Cameroon has refuted allegations that some of the missing students of the Government Girls Secondary School, Chibok, Borno State have been sold for marriage within its borders.
The issue of the abducted girls and the Islamist sect Boko Haram, have generated a heated debate in Cameroon, more than any other issue has in recent times in the West African State.
When the girls were kidnapped on April 14, several media reports suggested that some of them had been transferred to Cameroon and Chad, with some saying the girls had been sold at $12 each. Boko Haram leader Abubakar Shekau had vowed to sell the girls in a video released by the group.
Muslims in Cameroon have therefore been calling on fellow adherents of Islam not to marry any of these girls should they be offered to them.
Muslim leader, Nchotu Soule, said anyone seen acting suspiciously with a girl should be reported to the authorities.
“The prophet Mohammed insists that Islam is a religion of peace.

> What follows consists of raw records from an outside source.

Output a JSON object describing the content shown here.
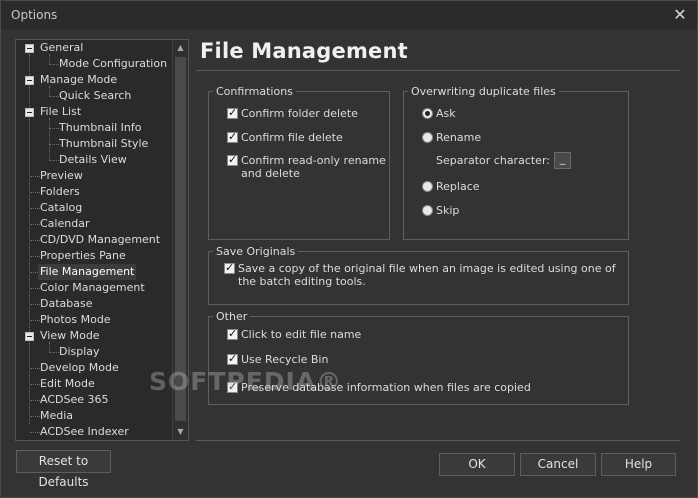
{
  "window": {
    "title": "Options",
    "close_glyph": "✕"
  },
  "tree": {
    "items": [
      {
        "label": "General"
      },
      {
        "label": "Mode Configuration"
      },
      {
        "label": "Manage Mode"
      },
      {
        "label": "Quick Search"
      },
      {
        "label": "File List"
      },
      {
        "label": "Thumbnail Info"
      },
      {
        "label": "Thumbnail Style"
      },
      {
        "label": "Details View"
      },
      {
        "label": "Preview"
      },
      {
        "label": "Folders"
      },
      {
        "label": "Catalog"
      },
      {
        "label": "Calendar"
      },
      {
        "label": "CD/DVD Management"
      },
      {
        "label": "Properties Pane"
      },
      {
        "label": "File Management",
        "selected": true
      },
      {
        "label": "Color Management"
      },
      {
        "label": "Database"
      },
      {
        "label": "Photos Mode"
      },
      {
        "label": "View Mode"
      },
      {
        "label": "Display"
      },
      {
        "label": "Develop Mode"
      },
      {
        "label": "Edit Mode"
      },
      {
        "label": "ACDSee 365"
      },
      {
        "label": "Media"
      },
      {
        "label": "ACDSee Indexer"
      }
    ],
    "scroll_up_glyph": "▲",
    "scroll_down_glyph": "▼"
  },
  "page": {
    "title": "File Management"
  },
  "confirmations": {
    "legend": "Confirmations",
    "folder_delete": "Confirm folder delete",
    "file_delete": "Confirm file delete",
    "readonly": "Confirm read-only rename and delete"
  },
  "overwriting": {
    "legend": "Overwriting duplicate files",
    "ask": "Ask",
    "rename": "Rename",
    "separator_label": "Separator character:",
    "separator_value": "_",
    "replace": "Replace",
    "skip": "Skip",
    "selected": "ask"
  },
  "save_originals": {
    "legend": "Save Originals",
    "save_copy": "Save a copy of the original file when an image is edited using one of the batch editing tools."
  },
  "other": {
    "legend": "Other",
    "click_edit": "Click to edit file name",
    "recycle": "Use Recycle Bin",
    "preserve": "Preserve database information when files are copied"
  },
  "buttons": {
    "reset": "Reset to Defaults",
    "ok": "OK",
    "cancel": "Cancel",
    "help": "Help"
  },
  "watermark": "SOFTPEDIA®"
}
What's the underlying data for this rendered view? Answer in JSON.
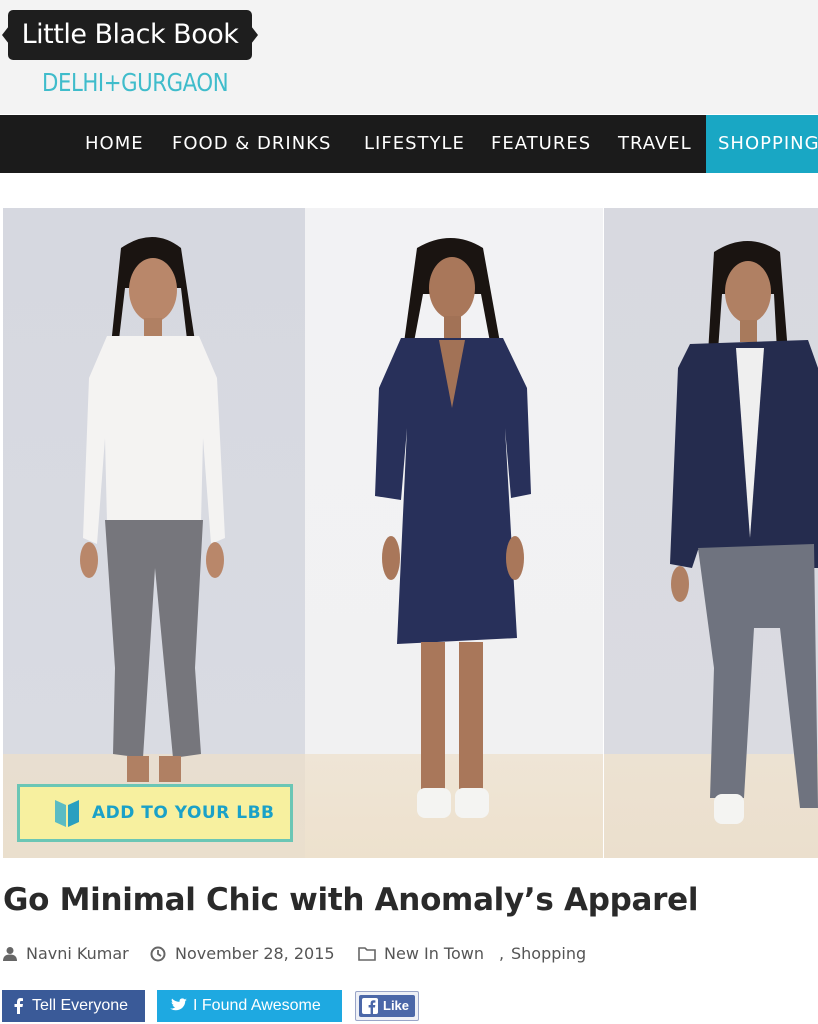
{
  "site": {
    "logo_text": "Little Black Book",
    "city": "DELHI+GURGAON"
  },
  "nav": {
    "items": [
      {
        "label": "HOME"
      },
      {
        "label": "FOOD & DRINKS"
      },
      {
        "label": "LIFESTYLE"
      },
      {
        "label": "FEATURES"
      },
      {
        "label": "TRAVEL"
      },
      {
        "label": "SHOPPING",
        "active": true
      }
    ]
  },
  "hero": {
    "add_button_label": "ADD TO YOUR LBB"
  },
  "article": {
    "title": "Go Minimal Chic with Anomaly’s Apparel",
    "author": "Navni Kumar",
    "date": "November 28, 2015",
    "categories": [
      "New In Town",
      "Shopping"
    ],
    "category_separator": ","
  },
  "share": {
    "facebook_label": "Tell Everyone",
    "twitter_label": "I Found Awesome",
    "like_label": "Like"
  },
  "colors": {
    "nav_background": "#1b1b1b",
    "nav_active": "#19a7c4",
    "city_accent": "#3fbccb",
    "lbb_button_fill": "#f7f09f",
    "lbb_button_border": "#6bc6b5",
    "facebook": "#3a5a98",
    "twitter": "#1ea9e1"
  },
  "icons": {
    "author": "user-icon",
    "date": "clock-icon",
    "category": "folder-icon",
    "lbb": "book-icon",
    "facebook": "facebook-icon",
    "twitter": "twitter-icon"
  }
}
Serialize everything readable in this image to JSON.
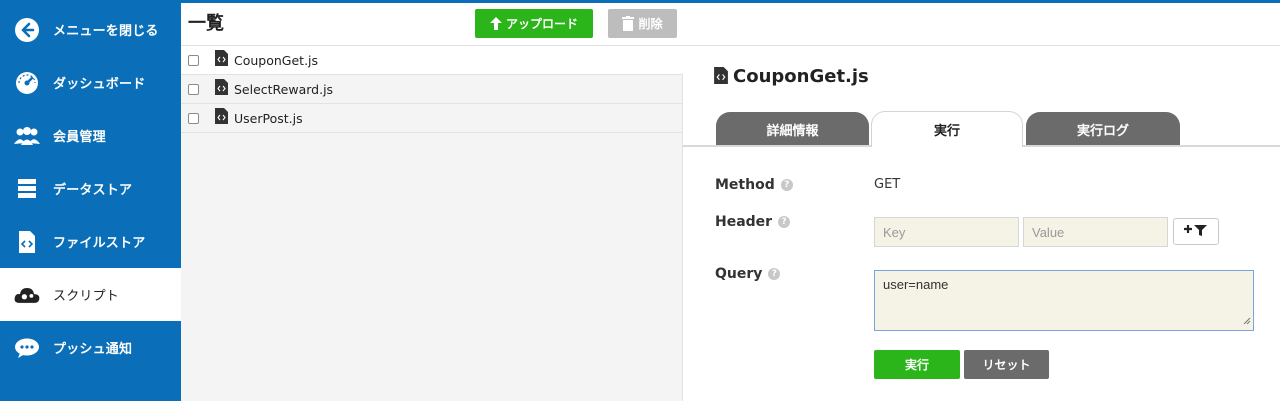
{
  "sidebar": {
    "items": [
      {
        "label": "メニューを閉じる",
        "icon": "back-arrow-icon"
      },
      {
        "label": "ダッシュボード",
        "icon": "gauge-icon"
      },
      {
        "label": "会員管理",
        "icon": "users-icon"
      },
      {
        "label": "データストア",
        "icon": "database-icon"
      },
      {
        "label": "ファイルストア",
        "icon": "code-file-icon"
      },
      {
        "label": "スクリプト",
        "icon": "cloud-gear-icon",
        "active": true
      },
      {
        "label": "プッシュ通知",
        "icon": "chat-bubble-icon"
      }
    ],
    "colors": {
      "background": "#0a6fb8",
      "active_background": "#ffffff"
    }
  },
  "list": {
    "title": "一覧",
    "upload_label": "アップロード",
    "delete_label": "削除",
    "files": [
      {
        "name": "CouponGet.js"
      },
      {
        "name": "SelectReward.js"
      },
      {
        "name": "UserPost.js"
      }
    ]
  },
  "detail": {
    "title": "CouponGet.js",
    "tabs": [
      {
        "label": "詳細情報",
        "active": false
      },
      {
        "label": "実行",
        "active": true
      },
      {
        "label": "実行ログ",
        "active": false
      }
    ],
    "fields": {
      "method_label": "Method",
      "method_value": "GET",
      "header_label": "Header",
      "header_key_placeholder": "Key",
      "header_value_placeholder": "Value",
      "query_label": "Query",
      "query_value": "user=name",
      "help_glyph": "?"
    },
    "run_label": "実行",
    "reset_label": "リセット"
  },
  "colors": {
    "accent_green": "#2bb51a",
    "gray_button": "#6b6b6b",
    "input_bg": "#f5f3e6"
  }
}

Any true faithful of Islam will want to reject anything that comes from the Boko Haram.
“They are using our Muslim brothers here to be able to carry out their activities,” he saidz.
In his reaction, Cameroon’s Minister of Communication, Issa Tchiroma Bakari, said he was shocked by accusations that Cameroon was not collaborating with Nigeria to free the girls from their captors.
“We insist that allegations from Nigeria that a part of the 200 young female students recently kidnapped in the North-East of Nigeria would have been transferred to Cameroon to be forced into marriage to members of the Boko Haram sect are fully unfounded.
“Cameroon will never ever serve as a support base for destabilisation activities towards other countries.”
The minister said Cameroon was a victim of what he called ‘rather unfortunate and heinous crimes’ in Nigeria.